[Interface dataset entries]
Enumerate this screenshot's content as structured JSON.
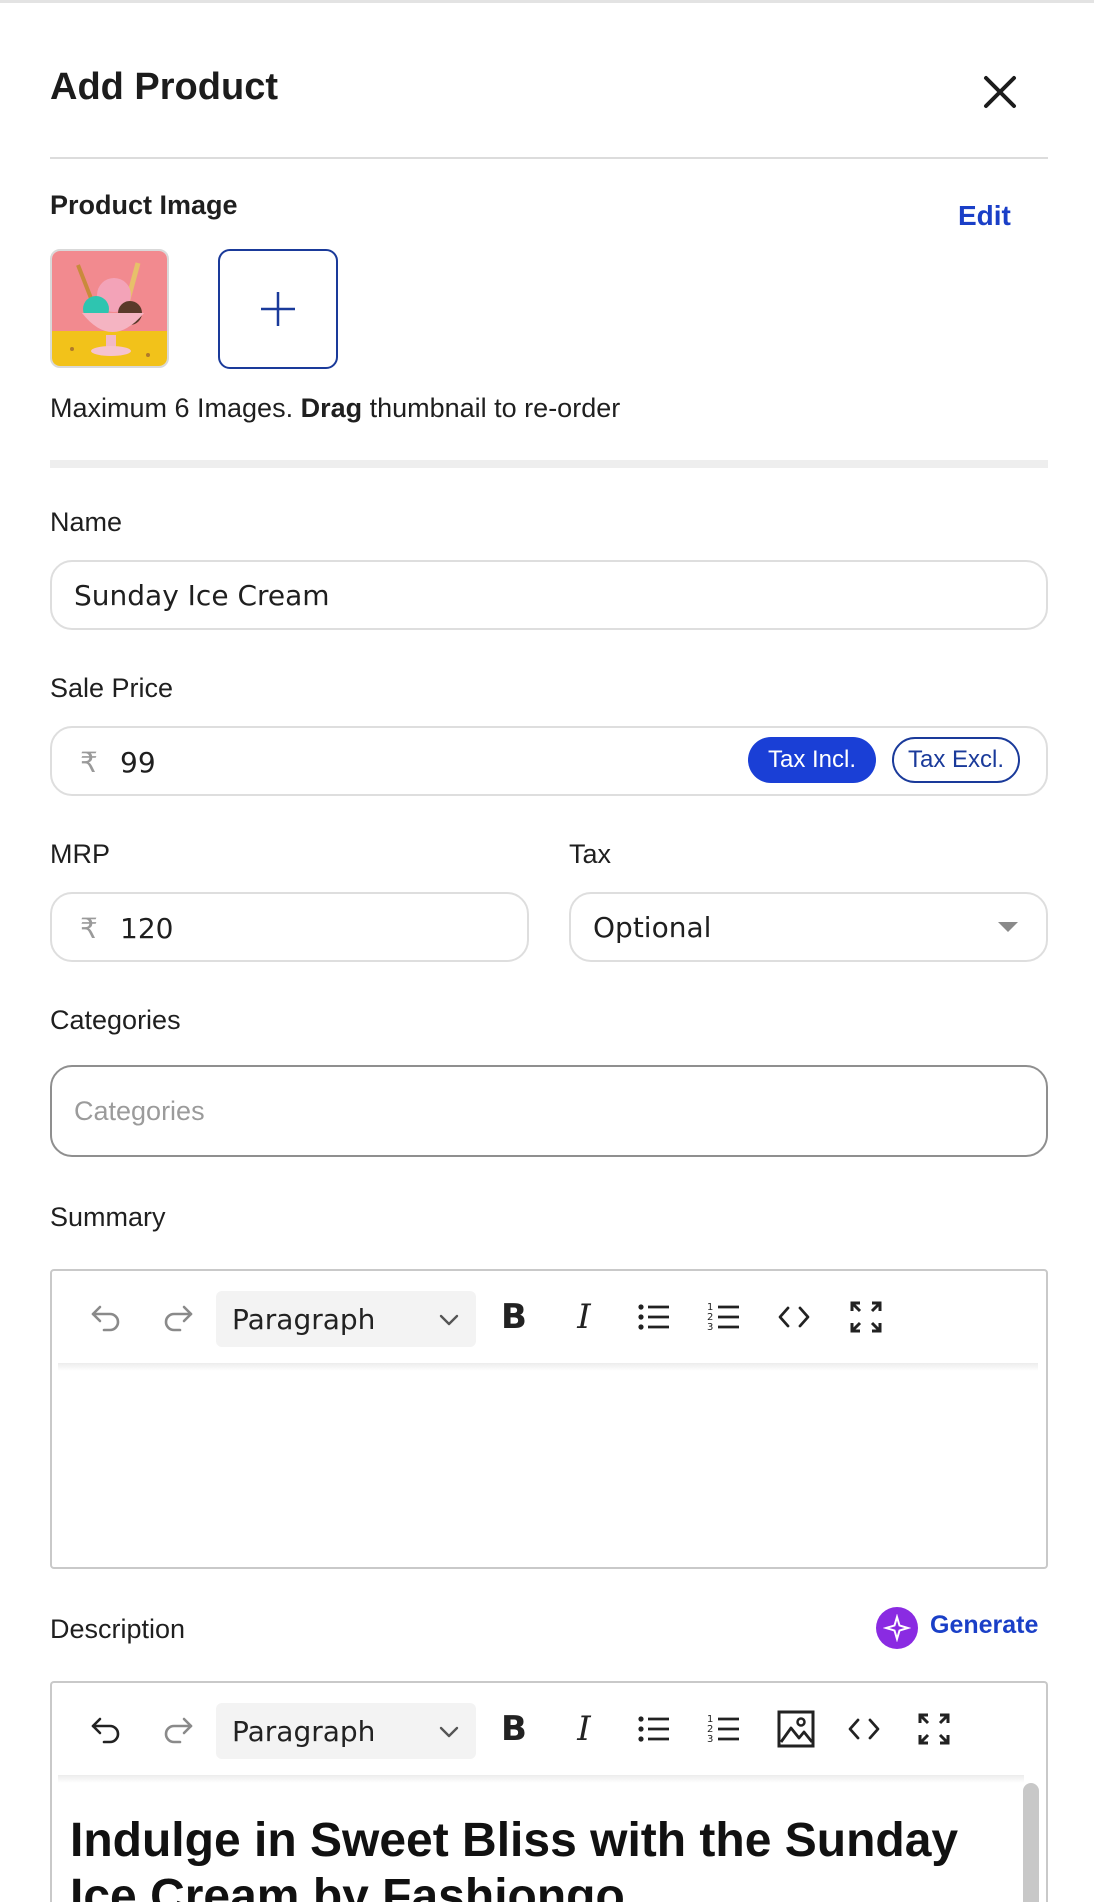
{
  "header": {
    "title": "Add Product",
    "close_icon": "close-icon"
  },
  "product_image": {
    "label": "Product Image",
    "edit_label": "Edit",
    "hint_prefix": "Maximum 6 Images. ",
    "hint_bold": "Drag",
    "hint_suffix": " thumbnail to re-order"
  },
  "name": {
    "label": "Name",
    "value": "Sunday Ice Cream"
  },
  "sale_price": {
    "label": "Sale Price",
    "currency": "₹",
    "value": "99",
    "tax_incl": "Tax Incl.",
    "tax_excl": "Tax Excl.",
    "selected": "Tax Incl."
  },
  "mrp": {
    "label": "MRP",
    "currency": "₹",
    "value": "120"
  },
  "tax": {
    "label": "Tax",
    "value": "Optional"
  },
  "categories": {
    "label": "Categories",
    "placeholder": "Categories"
  },
  "summary": {
    "label": "Summary",
    "block_format": "Paragraph"
  },
  "description": {
    "label": "Description",
    "generate_label": "Generate",
    "block_format": "Paragraph",
    "heading_line1": "Indulge in Sweet Bliss with the Sunday",
    "heading_line2": "Ice Cream by Fashiongo"
  },
  "colors": {
    "accent": "#1a3fd6",
    "link": "#1a3fc7",
    "generate": "#8a2be2"
  }
}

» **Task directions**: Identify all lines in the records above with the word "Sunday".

» **Exercise answer**:
    "value": "Sunday Ice Cream"
    "heading_line1": "Indulge in Sweet Bliss with the Sunday",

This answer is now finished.